■ **PROBLEM TO WORK ON**
Could you restate all of the records exactly, leaving out the pictures?

■ **DATA LISTING**

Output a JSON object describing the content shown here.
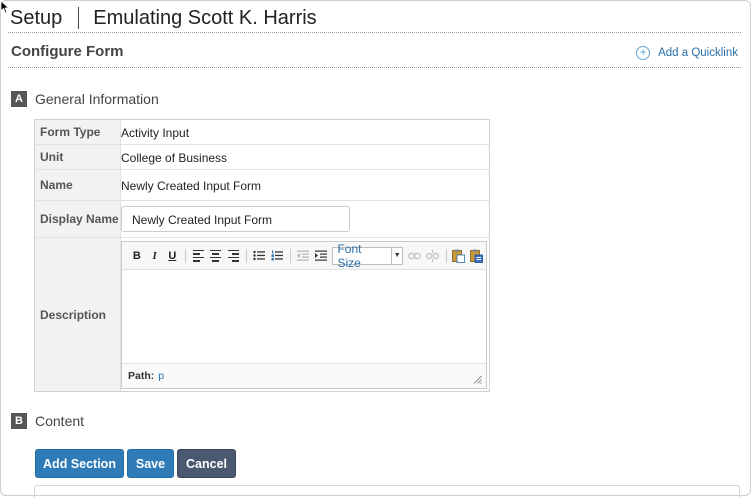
{
  "header": {
    "app_title": "Setup",
    "emulating": "Emulating Scott K. Harris"
  },
  "page": {
    "title": "Configure Form",
    "quicklink_label": "Add a Quicklink"
  },
  "sections": [
    {
      "letter": "A",
      "title": "General Information"
    },
    {
      "letter": "B",
      "title": "Content"
    }
  ],
  "form": {
    "form_type": {
      "label": "Form Type",
      "value": "Activity Input"
    },
    "unit": {
      "label": "Unit",
      "value": "College of Business"
    },
    "name": {
      "label": "Name",
      "value": "Newly Created Input Form"
    },
    "display_name": {
      "label": "Display Name",
      "value": "Newly Created Input Form"
    },
    "description": {
      "label": "Description"
    }
  },
  "editor": {
    "bold": "B",
    "italic": "I",
    "underline": "U",
    "font_size": "Font Size",
    "path_label": "Path:",
    "path_value": "p"
  },
  "buttons": {
    "add_section": "Add Section",
    "save": "Save",
    "cancel": "Cancel"
  },
  "colors": {
    "primary": "#2f7bb7",
    "cancel": "#4a5870",
    "link": "#2a6fa8"
  }
}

■ **YOUR RESPONSE**
Output a JSON object describing the content shown here.
{
  "header": {
    "app_title": "Setup",
    "emulating": "Emulating Scott K. Harris"
  },
  "page": {
    "title": "Configure Form",
    "quicklink_label": "Add a Quicklink"
  },
  "sections": [
    {
      "letter": "A",
      "title": "General Information"
    },
    {
      "letter": "B",
      "title": "Content"
    }
  ],
  "form": {
    "form_type": {
      "label": "Form Type",
      "value": "Activity Input"
    },
    "unit": {
      "label": "Unit",
      "value": "College of Business"
    },
    "name": {
      "label": "Name",
      "value": "Newly Created Input Form"
    },
    "display_name": {
      "label": "Display Name",
      "value": "Newly Created Input Form"
    },
    "description": {
      "label": "Description"
    }
  },
  "editor": {
    "bold": "B",
    "italic": "I",
    "underline": "U",
    "font_size": "Font Size",
    "path_label": "Path:",
    "path_value": "p"
  },
  "buttons": {
    "add_section": "Add Section",
    "save": "Save",
    "cancel": "Cancel"
  },
  "colors": {
    "primary": "#2f7bb7",
    "cancel": "#4a5870",
    "link": "#2a6fa8"
  }
}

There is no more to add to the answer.